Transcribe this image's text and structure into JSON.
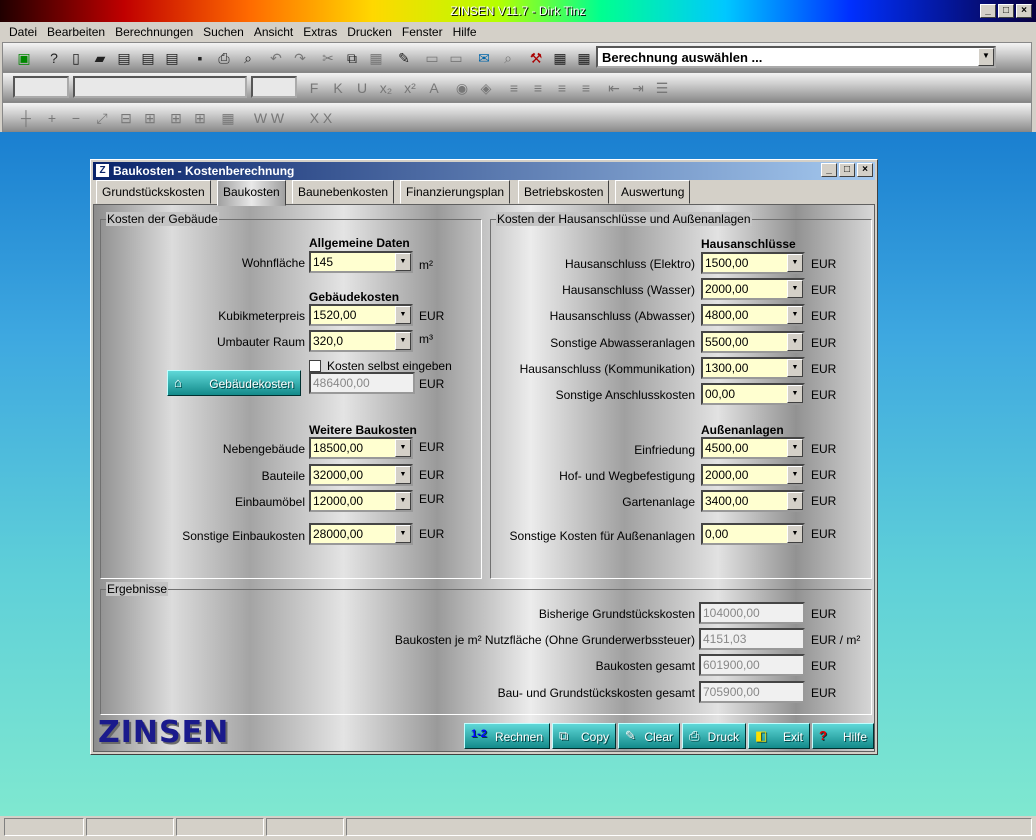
{
  "window": {
    "title": "ZINSEN V11.7 - Dirk Tinz"
  },
  "menu": [
    "Datei",
    "Bearbeiten",
    "Berechnungen",
    "Suchen",
    "Ansicht",
    "Extras",
    "Drucken",
    "Fenster",
    "Hilfe"
  ],
  "toolbar": {
    "calc_select": "Berechnung auswählen ..."
  },
  "dialog": {
    "title": "Baukosten - Kostenberechnung",
    "tabs": [
      "Grundstückskosten",
      "Baukosten",
      "Baunebenkosten",
      "Finanzierungsplan",
      "Betriebskosten",
      "Auswertung"
    ],
    "active_tab": "Baukosten",
    "left": {
      "caption": "Kosten der Gebäude",
      "h_allg": "Allgemeine Daten",
      "wohnflaeche_label": "Wohnfläche",
      "wohnflaeche": "145",
      "unit_m2": "m²",
      "h_geb": "Gebäudekosten",
      "kubik_label": "Kubikmeterpreis",
      "kubik": "1520,00",
      "umbauter_label": "Umbauter Raum",
      "umbauter": "320,0",
      "unit_m3": "m³",
      "checkbox_label": "Kosten selbst eingeben",
      "gebaeude_button": "Gebäudekosten",
      "gebaeude_value": "486400,00",
      "h_weitere": "Weitere Baukosten",
      "neben_label": "Nebengebäude",
      "neben": "18500,00",
      "bauteile_label": "Bauteile",
      "bauteile": "32000,00",
      "einbau_label": "Einbaumöbel",
      "einbau": "12000,00",
      "sonst_label": "Sonstige Einbaukosten",
      "sonst": "28000,00",
      "eur": "EUR"
    },
    "right": {
      "caption": "Kosten der Hausanschlüsse und Außenanlagen",
      "h_haus": "Hausanschlüsse",
      "rows": [
        {
          "label": "Hausanschluss (Elektro)",
          "value": "1500,00"
        },
        {
          "label": "Hausanschluss (Wasser)",
          "value": "2000,00"
        },
        {
          "label": "Hausanschluss (Abwasser)",
          "value": "4800,00"
        },
        {
          "label": "Sonstige Abwasseranlagen",
          "value": "5500,00"
        },
        {
          "label": "Hausanschluss (Kommunikation)",
          "value": "1300,00"
        },
        {
          "label": "Sonstige Anschlusskosten",
          "value": "00,00"
        }
      ],
      "h_aussen": "Außenanlagen",
      "rows2": [
        {
          "label": "Einfriedung",
          "value": "4500,00"
        },
        {
          "label": "Hof- und Wegbefestigung",
          "value": "2000,00"
        },
        {
          "label": "Gartenanlage",
          "value": "3400,00"
        },
        {
          "label": "Sonstige Kosten für Außenanlagen",
          "value": "0,00"
        }
      ],
      "eur": "EUR"
    },
    "results": {
      "caption": "Ergebnisse",
      "rows": [
        {
          "label": "Bisherige Grundstückskosten",
          "value": "104000,00",
          "unit": "EUR"
        },
        {
          "label": "Baukosten je m² Nutzfläche (Ohne Grunderwerbssteuer)",
          "value": "4151,03",
          "unit": "EUR / m²"
        },
        {
          "label": "Baukosten gesamt",
          "value": "601900,00",
          "unit": "EUR"
        },
        {
          "label": "Bau- und Grundstückskosten gesamt",
          "value": "705900,00",
          "unit": "EUR"
        }
      ]
    },
    "logo": "ZINSEN",
    "buttons": [
      {
        "icon": "1-2",
        "label": "Rechnen"
      },
      {
        "icon": "⧉",
        "label": "Copy"
      },
      {
        "icon": "✎",
        "label": "Clear"
      },
      {
        "icon": "⎙",
        "label": "Druck"
      },
      {
        "icon": "◧",
        "label": "Exit"
      },
      {
        "icon": "?",
        "label": "Hilfe"
      }
    ]
  }
}
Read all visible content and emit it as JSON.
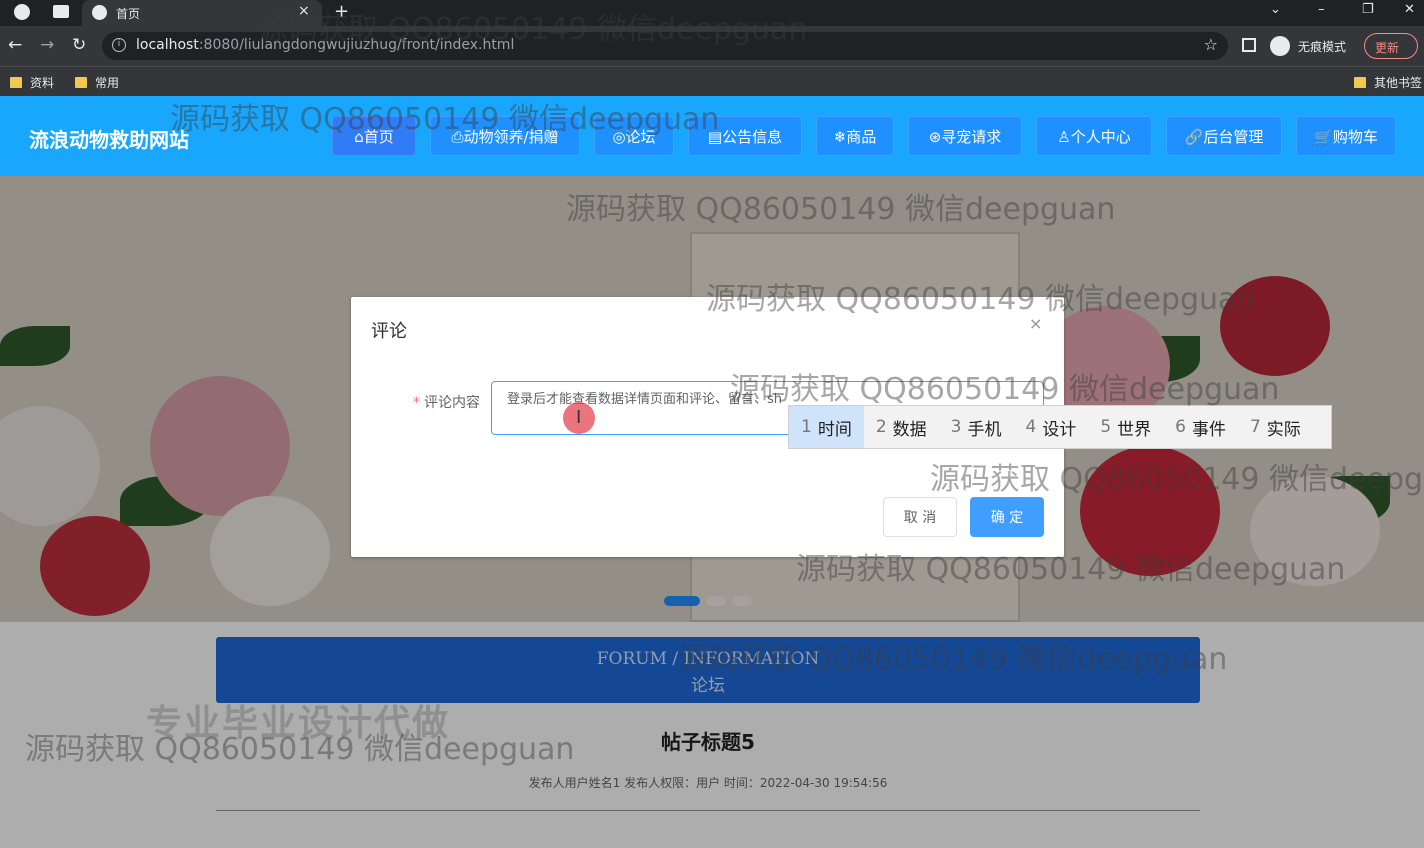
{
  "browser": {
    "tab_title": "首页",
    "url_host": "localhost",
    "url_rest": ":8080/liulangdongwujiuzhug/front/index.html",
    "incognito_label": "无痕模式",
    "update_label": "更新",
    "bookmarks": [
      "资料",
      "常用"
    ],
    "other_bookmarks": "其他书签"
  },
  "site": {
    "title": "流浪动物救助网站",
    "nav": [
      {
        "label": "⌂首页",
        "active": true
      },
      {
        "label": "⎙动物领养/捐赠"
      },
      {
        "label": "◎论坛"
      },
      {
        "label": "▤公告信息"
      },
      {
        "label": "❄商品"
      },
      {
        "label": "⊛寻宠请求"
      },
      {
        "label": "♙个人中心"
      },
      {
        "label": "🔗后台管理"
      },
      {
        "label": "🛒购物车"
      }
    ]
  },
  "forum": {
    "subtitle": "FORUM / INFORMATION",
    "title": "论坛",
    "post_title": "帖子标题5",
    "post_meta": "发布人用户姓名1   发布人权限：用户   时间：2022-04-30 19:54:56"
  },
  "promo": "专业毕业设计代做",
  "dialog": {
    "title": "评论",
    "close": "×",
    "label_required": "*",
    "label": "评论内容",
    "textarea_value": "登录后才能查看数据详情页面和评论、留言、sh",
    "cancel": "取 消",
    "confirm": "确 定"
  },
  "ime": {
    "candidates": [
      {
        "num": "1",
        "text": "时间"
      },
      {
        "num": "2",
        "text": "数据"
      },
      {
        "num": "3",
        "text": "手机"
      },
      {
        "num": "4",
        "text": "设计"
      },
      {
        "num": "5",
        "text": "世界"
      },
      {
        "num": "6",
        "text": "事件"
      },
      {
        "num": "7",
        "text": "实际"
      }
    ]
  },
  "watermark": "源码获取 QQ86050149 微信deepguan"
}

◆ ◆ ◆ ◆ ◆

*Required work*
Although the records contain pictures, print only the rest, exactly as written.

*Written response*
Transcribe this image's text and structure into JSON.
{
  "window": {
    "title": "ZINSEN V11.7 - Dirk Tinz"
  },
  "menu": [
    "Datei",
    "Bearbeiten",
    "Berechnungen",
    "Suchen",
    "Ansicht",
    "Extras",
    "Drucken",
    "Fenster",
    "Hilfe"
  ],
  "toolbar": {
    "calc_select": "Berechnung auswählen ..."
  },
  "dialog": {
    "title": "Baukosten - Kostenberechnung",
    "tabs": [
      "Grundstückskosten",
      "Baukosten",
      "Baunebenkosten",
      "Finanzierungsplan",
      "Betriebskosten",
      "Auswertung"
    ],
    "active_tab": "Baukosten",
    "left": {
      "caption": "Kosten der Gebäude",
      "h_allg": "Allgemeine Daten",
      "wohnflaeche_label": "Wohnfläche",
      "wohnflaeche": "145",
      "unit_m2": "m²",
      "h_geb": "Gebäudekosten",
      "kubik_label": "Kubikmeterpreis",
      "kubik": "1520,00",
      "umbauter_label": "Umbauter Raum",
      "umbauter": "320,0",
      "unit_m3": "m³",
      "checkbox_label": "Kosten selbst eingeben",
      "gebaeude_button": "Gebäudekosten",
      "gebaeude_value": "486400,00",
      "h_weitere": "Weitere Baukosten",
      "neben_label": "Nebengebäude",
      "neben": "18500,00",
      "bauteile_label": "Bauteile",
      "bauteile": "32000,00",
      "einbau_label": "Einbaumöbel",
      "einbau": "12000,00",
      "sonst_label": "Sonstige Einbaukosten",
      "sonst": "28000,00",
      "eur": "EUR"
    },
    "right": {
      "caption": "Kosten der Hausanschlüsse und Außenanlagen",
      "h_haus": "Hausanschlüsse",
      "rows": [
        {
          "label": "Hausanschluss (Elektro)",
          "value": "1500,00"
        },
        {
          "label": "Hausanschluss (Wasser)",
          "value": "2000,00"
        },
        {
          "label": "Hausanschluss (Abwasser)",
          "value": "4800,00"
        },
        {
          "label": "Sonstige Abwasseranlagen",
          "value": "5500,00"
        },
        {
          "label": "Hausanschluss (Kommunikation)",
          "value": "1300,00"
        },
        {
          "label": "Sonstige Anschlusskosten",
          "value": "00,00"
        }
      ],
      "h_aussen": "Außenanlagen",
      "rows2": [
        {
          "label": "Einfriedung",
          "value": "4500,00"
        },
        {
          "label": "Hof- und Wegbefestigung",
          "value": "2000,00"
        },
        {
          "label": "Gartenanlage",
          "value": "3400,00"
        },
        {
          "label": "Sonstige Kosten für Außenanlagen",
          "value": "0,00"
        }
      ],
      "eur": "EUR"
    },
    "results": {
      "caption": "Ergebnisse",
      "rows": [
        {
          "label": "Bisherige Grundstückskosten",
          "value": "104000,00",
          "unit": "EUR"
        },
        {
          "label": "Baukosten je m² Nutzfläche (Ohne Grunderwerbssteuer)",
          "value": "4151,03",
          "unit": "EUR / m²"
        },
        {
          "label": "Baukosten gesamt",
          "value": "601900,00",
          "unit": "EUR"
        },
        {
          "label": "Bau- und Grundstückskosten gesamt",
          "value": "705900,00",
          "unit": "EUR"
        }
      ]
    },
    "logo": "ZINSEN",
    "buttons": [
      {
        "icon": "1-2",
        "label": "Rechnen"
      },
      {
        "icon": "⧉",
        "label": "Copy"
      },
      {
        "icon": "✎",
        "label": "Clear"
      },
      {
        "icon": "⎙",
        "label": "Druck"
      },
      {
        "icon": "◧",
        "label": "Exit"
      },
      {
        "icon": "?",
        "label": "Hilfe"
      }
    ]
  }
}
Read all visible content and emit it as JSON.
{
  "browser": {
    "tab_title": "首页",
    "url_host": "localhost",
    "url_rest": ":8080/liulangdongwujiuzhug/front/index.html",
    "incognito_label": "无痕模式",
    "update_label": "更新",
    "bookmarks": [
      "资料",
      "常用"
    ],
    "other_bookmarks": "其他书签"
  },
  "site": {
    "title": "流浪动物救助网站",
    "nav": [
      {
        "label": "⌂首页",
        "active": true
      },
      {
        "label": "⎙动物领养/捐赠"
      },
      {
        "label": "◎论坛"
      },
      {
        "label": "▤公告信息"
      },
      {
        "label": "❄商品"
      },
      {
        "label": "⊛寻宠请求"
      },
      {
        "label": "♙个人中心"
      },
      {
        "label": "🔗后台管理"
      },
      {
        "label": "🛒购物车"
      }
    ]
  },
  "forum": {
    "subtitle": "FORUM / INFORMATION",
    "title": "论坛",
    "post_title": "帖子标题5",
    "post_meta": "发布人用户姓名1   发布人权限：用户   时间：2022-04-30 19:54:56"
  },
  "promo": "专业毕业设计代做",
  "dialog": {
    "title": "评论",
    "close": "×",
    "label_required": "*",
    "label": "评论内容",
    "textarea_value": "登录后才能查看数据详情页面和评论、留言、sh",
    "cancel": "取 消",
    "confirm": "确 定"
  },
  "ime": {
    "candidates": [
      {
        "num": "1",
        "text": "时间"
      },
      {
        "num": "2",
        "text": "数据"
      },
      {
        "num": "3",
        "text": "手机"
      },
      {
        "num": "4",
        "text": "设计"
      },
      {
        "num": "5",
        "text": "世界"
      },
      {
        "num": "6",
        "text": "事件"
      },
      {
        "num": "7",
        "text": "实际"
      }
    ]
  },
  "watermark": "源码获取 QQ86050149 微信deepguan"
}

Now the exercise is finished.